Planet Money graphed it. They had to start their chart at $3 trillion because otherwise “you wouldn’t even be able to see it”:
Matthew O’Brien approves of the Fed’s decision:
[T]he Fed will “taper” its purchases from $85 to $75 billion of bonds a month. And it will keep doing so in $10 billion increments next year as long as the recovery stays on track. But it will try to inject just as much monetary stimulus as it’s taking out by strengthening its promises. The Fed now says it will likely keep rates at zero “well past” the time unemployment falls below 6.5 percent, especially if inflation stays below its 2 percent target.
Markets approved. Stocks jumped, bonds didn’t fall, and expectations of future rates barely budged. In other words, Bernanke finally convinced markets that tapering isn’t tightening, even though he said it was a few months ago. Neat trick.
Daniel Gross’s take:
[T]he Fed isn’t really putting on the brakes. It is just taking its foot off the gas pedal a tiny bit. And as Bernanke passes control of the steering wheel to Janet Yellen, it’s still going at a very rapid clip.
Cassidy comments on the Fed’s other announcement, “that it would most likely keep interest rates at their current record-low levels even after the unemployment rate falls below 6.5 per cent—a figure it had previously identified as a possible threshold for rate hikes”:
That was a shift in the dovish direction. As if to emphasize it, Bernanke insisted that the taper itself did not signal a move toward a more restrictive policy, saying, “This is not intended to be a tightening…. We do not think there is an inflation problem, or anything like that.” To the contrary, Bernanke stressed that he and his colleagues were concerned about the inflation rate being too low: it’s currently running at about one per cent, well below the Fed’s target of two per cent. The Fed chairman even raised the prospect of the central bank further loosening its policy stance, saying, “If inflation does not show signs of returning to its target, we will take appropriate action.”

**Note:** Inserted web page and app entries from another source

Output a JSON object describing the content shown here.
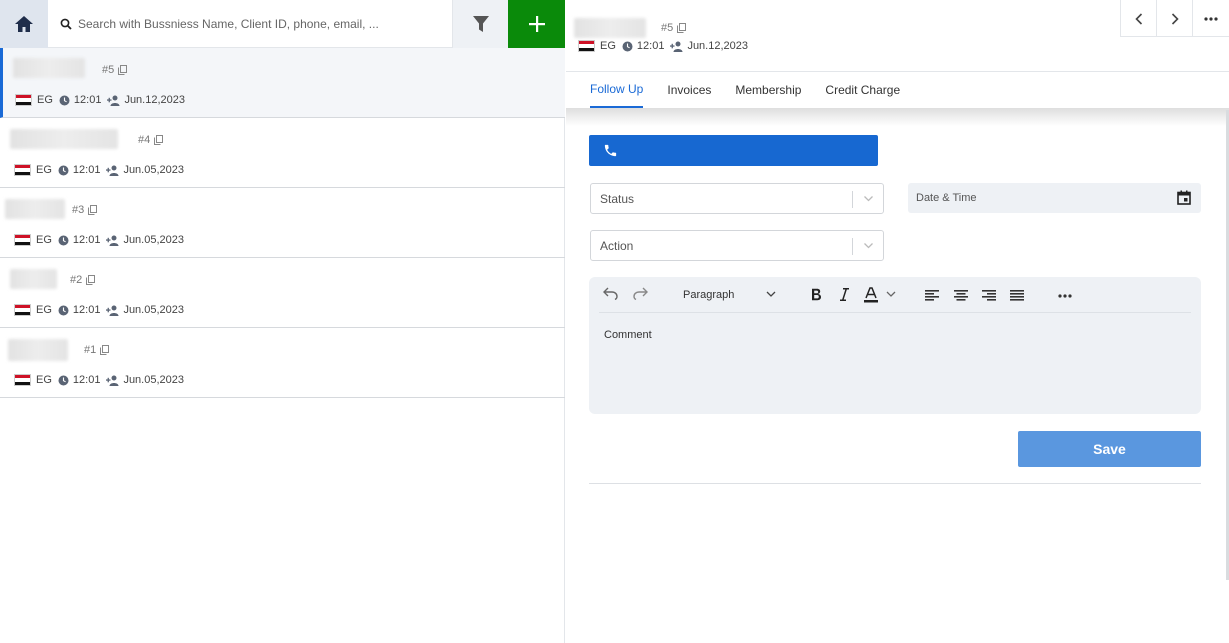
{
  "search": {
    "placeholder": "Search with Bussniess Name, Client ID, phone, email, ..."
  },
  "colors": {
    "add_button": "#0a8a0a",
    "accent": "#1a6ad6",
    "call_bar": "#1768d1",
    "save_button": "#5a97df"
  },
  "list_items": [
    {
      "num": "#5",
      "country": "EG",
      "time": "12:01",
      "date": "Jun.12,2023",
      "active": true
    },
    {
      "num": "#4",
      "country": "EG",
      "time": "12:01",
      "date": "Jun.05,2023"
    },
    {
      "num": "#3",
      "country": "EG",
      "time": "12:01",
      "date": "Jun.05,2023"
    },
    {
      "num": "#2",
      "country": "EG",
      "time": "12:01",
      "date": "Jun.05,2023"
    },
    {
      "num": "#1",
      "country": "EG",
      "time": "12:01",
      "date": "Jun.05,2023"
    }
  ],
  "detail": {
    "num": "#5",
    "country": "EG",
    "time": "12:01",
    "date": "Jun.12,2023",
    "tabs": [
      "Follow Up",
      "Invoices",
      "Membership",
      "Credit Charge"
    ],
    "status_placeholder": "Status",
    "date_placeholder": "Date & Time",
    "action_placeholder": "Action",
    "paragraph_label": "Paragraph",
    "comment_placeholder": "Comment",
    "save_label": "Save"
  }
}
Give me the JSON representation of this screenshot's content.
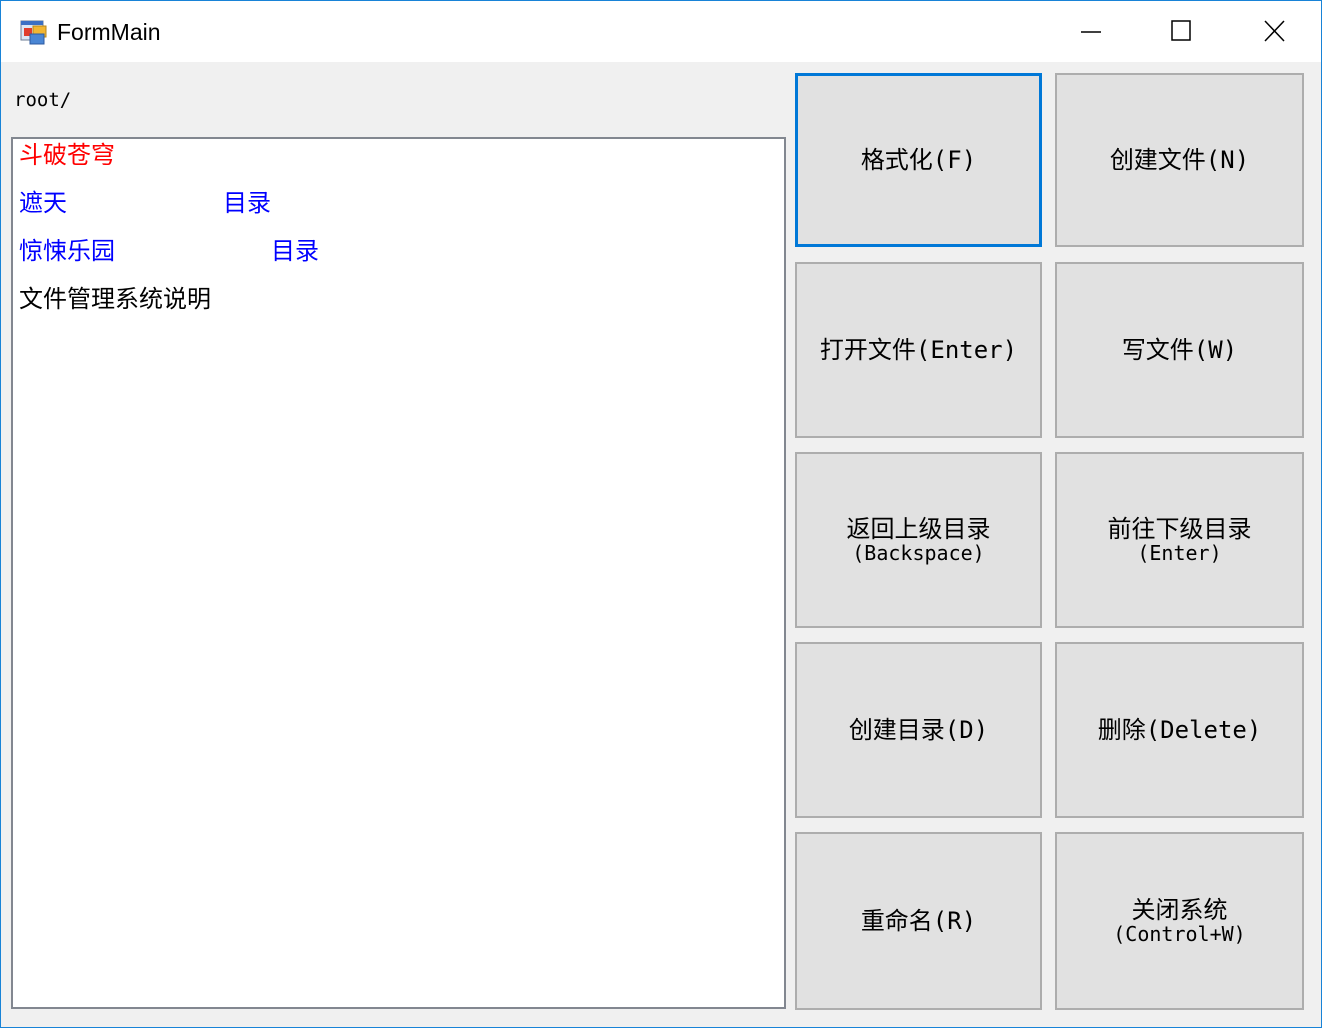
{
  "window": {
    "title": "FormMain",
    "controls": {
      "minimize": "minimize-icon",
      "maximize": "maximize-icon",
      "close": "close-icon"
    }
  },
  "path_label": "root/",
  "file_list": [
    {
      "name": "斗破苍穹",
      "type": "",
      "color": "#ff0000"
    },
    {
      "name": "遮天",
      "type": "目录",
      "color": "#0000ff"
    },
    {
      "name": "惊悚乐园",
      "type": "目录",
      "color": "#0000ff"
    },
    {
      "name": "文件管理系统说明",
      "type": "",
      "color": "#000000"
    }
  ],
  "buttons": {
    "format": {
      "label": "格式化(F)"
    },
    "create_file": {
      "label": "创建文件(N)"
    },
    "open_file": {
      "label": "打开文件(Enter)"
    },
    "write_file": {
      "label": "写文件(W)"
    },
    "go_up": {
      "line1": "返回上级目录",
      "line2": "(Backspace)"
    },
    "go_down": {
      "line1": "前往下级目录",
      "line2": "(Enter)"
    },
    "create_dir": {
      "label": "创建目录(D)"
    },
    "delete": {
      "label": "删除(Delete)"
    },
    "rename": {
      "label": "重命名(R)"
    },
    "close_system": {
      "line1": "关闭系统",
      "line2": "(Control+W)"
    }
  },
  "colors": {
    "accent": "#0078d7",
    "button_bg": "#e1e1e1",
    "form_bg": "#f0f0f0"
  }
}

It was a bit like a mother warning a child that she would gradually reduce the number of bags of M&Ms he could eat every week, but, at the same time, reassuring the boy that his supply of Snickers bars would be uninterrupted, and might even be stepped up if he started to lose weight.
Ezra wishes that Congress had worked with Bernanke instead of working against him:

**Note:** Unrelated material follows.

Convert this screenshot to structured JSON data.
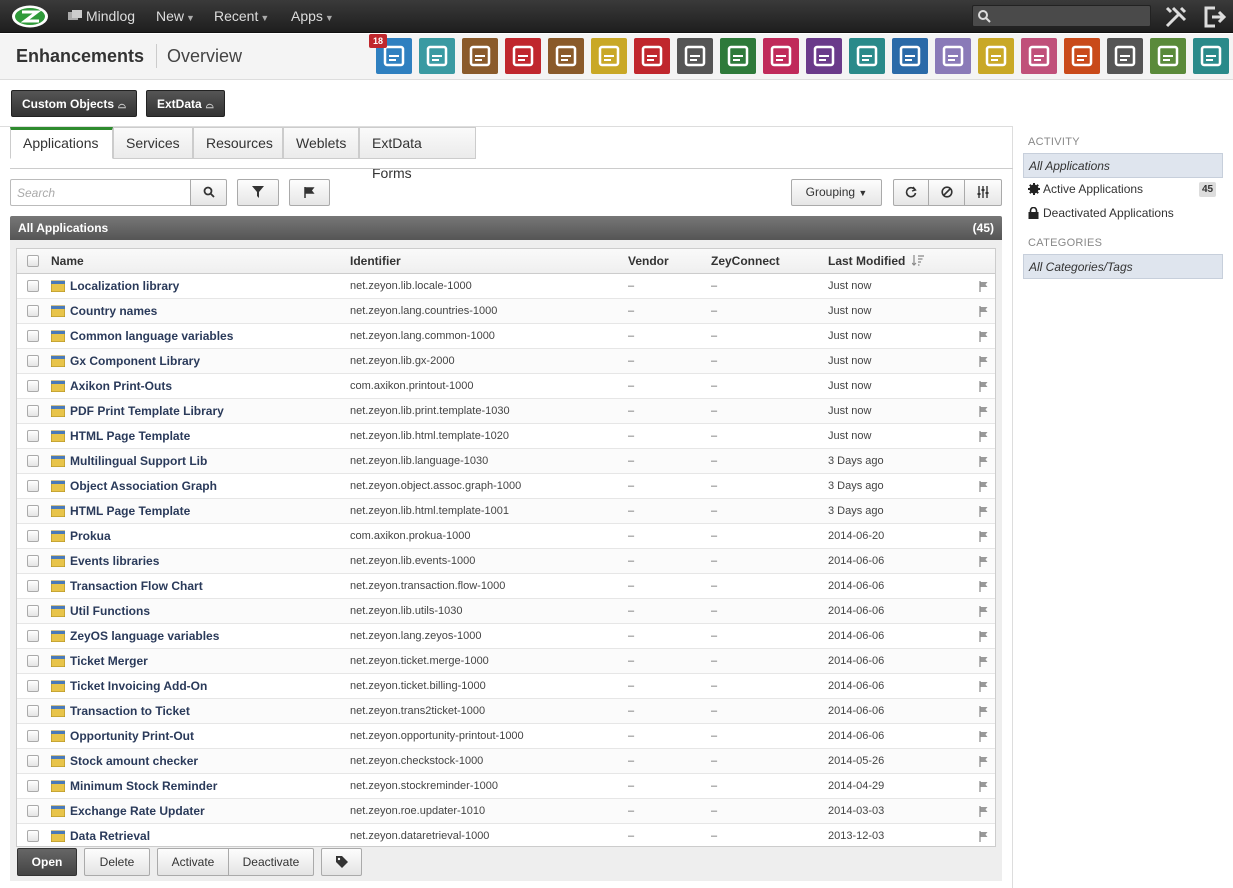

There’s an alternate history of the last three years in which Bernanke held rates low and Congress used the opportunity to rebuild America’s infrastructure, passed a huge tax cut for businesses that hire new workers, helped state and local government reinvest after the vicious cuts forced by the recession, and wiped out the payroll tax until further notice. That’s a world where millions more Americans have jobs today. And it’s a world Bernanke did everything he could to help Congress create.